== RECORDS FOR THIS TASK
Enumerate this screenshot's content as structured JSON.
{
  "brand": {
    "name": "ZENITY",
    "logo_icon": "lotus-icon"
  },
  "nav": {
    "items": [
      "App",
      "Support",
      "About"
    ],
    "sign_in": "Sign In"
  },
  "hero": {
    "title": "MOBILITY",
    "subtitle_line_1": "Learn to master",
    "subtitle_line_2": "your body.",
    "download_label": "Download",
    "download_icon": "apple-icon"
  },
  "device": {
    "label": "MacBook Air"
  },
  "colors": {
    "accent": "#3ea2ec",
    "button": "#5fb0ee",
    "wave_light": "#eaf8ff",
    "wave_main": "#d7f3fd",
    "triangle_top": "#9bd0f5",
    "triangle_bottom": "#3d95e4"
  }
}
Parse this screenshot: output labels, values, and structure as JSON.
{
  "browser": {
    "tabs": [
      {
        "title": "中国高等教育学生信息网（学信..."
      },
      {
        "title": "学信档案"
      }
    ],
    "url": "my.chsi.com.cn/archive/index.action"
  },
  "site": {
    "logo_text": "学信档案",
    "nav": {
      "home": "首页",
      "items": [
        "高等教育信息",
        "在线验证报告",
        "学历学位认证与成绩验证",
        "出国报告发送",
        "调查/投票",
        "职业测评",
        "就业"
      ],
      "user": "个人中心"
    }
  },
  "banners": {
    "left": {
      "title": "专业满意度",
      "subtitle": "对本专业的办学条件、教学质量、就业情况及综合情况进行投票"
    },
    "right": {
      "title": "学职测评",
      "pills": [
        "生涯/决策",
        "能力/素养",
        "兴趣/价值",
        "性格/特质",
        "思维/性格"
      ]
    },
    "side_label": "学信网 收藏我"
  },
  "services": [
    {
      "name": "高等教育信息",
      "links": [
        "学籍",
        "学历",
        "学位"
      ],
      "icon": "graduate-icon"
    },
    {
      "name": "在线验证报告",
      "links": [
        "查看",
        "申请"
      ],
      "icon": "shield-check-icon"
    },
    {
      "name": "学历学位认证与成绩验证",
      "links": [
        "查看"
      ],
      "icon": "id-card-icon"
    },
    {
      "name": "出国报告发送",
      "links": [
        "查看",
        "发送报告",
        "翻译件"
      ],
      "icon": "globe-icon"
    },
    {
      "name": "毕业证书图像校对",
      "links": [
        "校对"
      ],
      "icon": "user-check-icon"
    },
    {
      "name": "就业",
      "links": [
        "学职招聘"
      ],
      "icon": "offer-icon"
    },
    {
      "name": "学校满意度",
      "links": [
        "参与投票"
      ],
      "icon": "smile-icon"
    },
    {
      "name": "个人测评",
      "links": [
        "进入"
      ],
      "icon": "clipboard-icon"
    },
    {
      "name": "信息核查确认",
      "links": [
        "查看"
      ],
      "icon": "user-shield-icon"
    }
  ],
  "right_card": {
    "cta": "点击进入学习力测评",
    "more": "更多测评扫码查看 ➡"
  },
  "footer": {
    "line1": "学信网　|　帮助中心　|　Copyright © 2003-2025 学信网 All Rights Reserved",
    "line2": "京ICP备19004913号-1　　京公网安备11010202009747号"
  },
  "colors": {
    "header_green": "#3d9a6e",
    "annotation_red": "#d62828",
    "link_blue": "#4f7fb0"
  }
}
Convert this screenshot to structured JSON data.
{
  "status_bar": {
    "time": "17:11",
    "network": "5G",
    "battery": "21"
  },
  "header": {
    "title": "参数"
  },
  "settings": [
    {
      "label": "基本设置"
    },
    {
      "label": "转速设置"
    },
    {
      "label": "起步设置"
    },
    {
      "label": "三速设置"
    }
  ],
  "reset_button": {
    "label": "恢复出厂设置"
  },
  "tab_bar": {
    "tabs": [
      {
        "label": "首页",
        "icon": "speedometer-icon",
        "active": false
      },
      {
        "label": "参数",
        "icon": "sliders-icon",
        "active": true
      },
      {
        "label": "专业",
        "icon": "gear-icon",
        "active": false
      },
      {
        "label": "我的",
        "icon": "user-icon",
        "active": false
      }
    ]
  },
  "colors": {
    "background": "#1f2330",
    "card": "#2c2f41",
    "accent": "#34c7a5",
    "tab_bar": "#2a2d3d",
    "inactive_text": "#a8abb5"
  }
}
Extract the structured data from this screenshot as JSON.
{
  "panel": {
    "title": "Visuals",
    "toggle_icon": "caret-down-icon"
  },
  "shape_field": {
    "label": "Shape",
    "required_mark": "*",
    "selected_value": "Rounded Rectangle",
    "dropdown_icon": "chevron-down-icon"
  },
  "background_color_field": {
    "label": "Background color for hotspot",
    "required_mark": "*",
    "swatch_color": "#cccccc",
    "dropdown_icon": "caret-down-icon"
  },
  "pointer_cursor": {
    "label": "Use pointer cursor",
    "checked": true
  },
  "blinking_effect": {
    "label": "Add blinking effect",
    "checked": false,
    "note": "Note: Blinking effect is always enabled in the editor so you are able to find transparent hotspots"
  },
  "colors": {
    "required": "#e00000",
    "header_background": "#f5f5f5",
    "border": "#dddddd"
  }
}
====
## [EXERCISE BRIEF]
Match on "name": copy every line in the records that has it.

## [WRITTEN REPLY]
    "name": "ZENITY",
      "name": "高等教育信息",
      "name": "在线验证报告",
      "name": "学历学位认证与成绩验证",
      "name": "出国报告发送",
      "name": "毕业证书图像校对",
      "name": "就业",
      "name": "学校满意度",
      "name": "个人测评",
      "name": "信息核查确认",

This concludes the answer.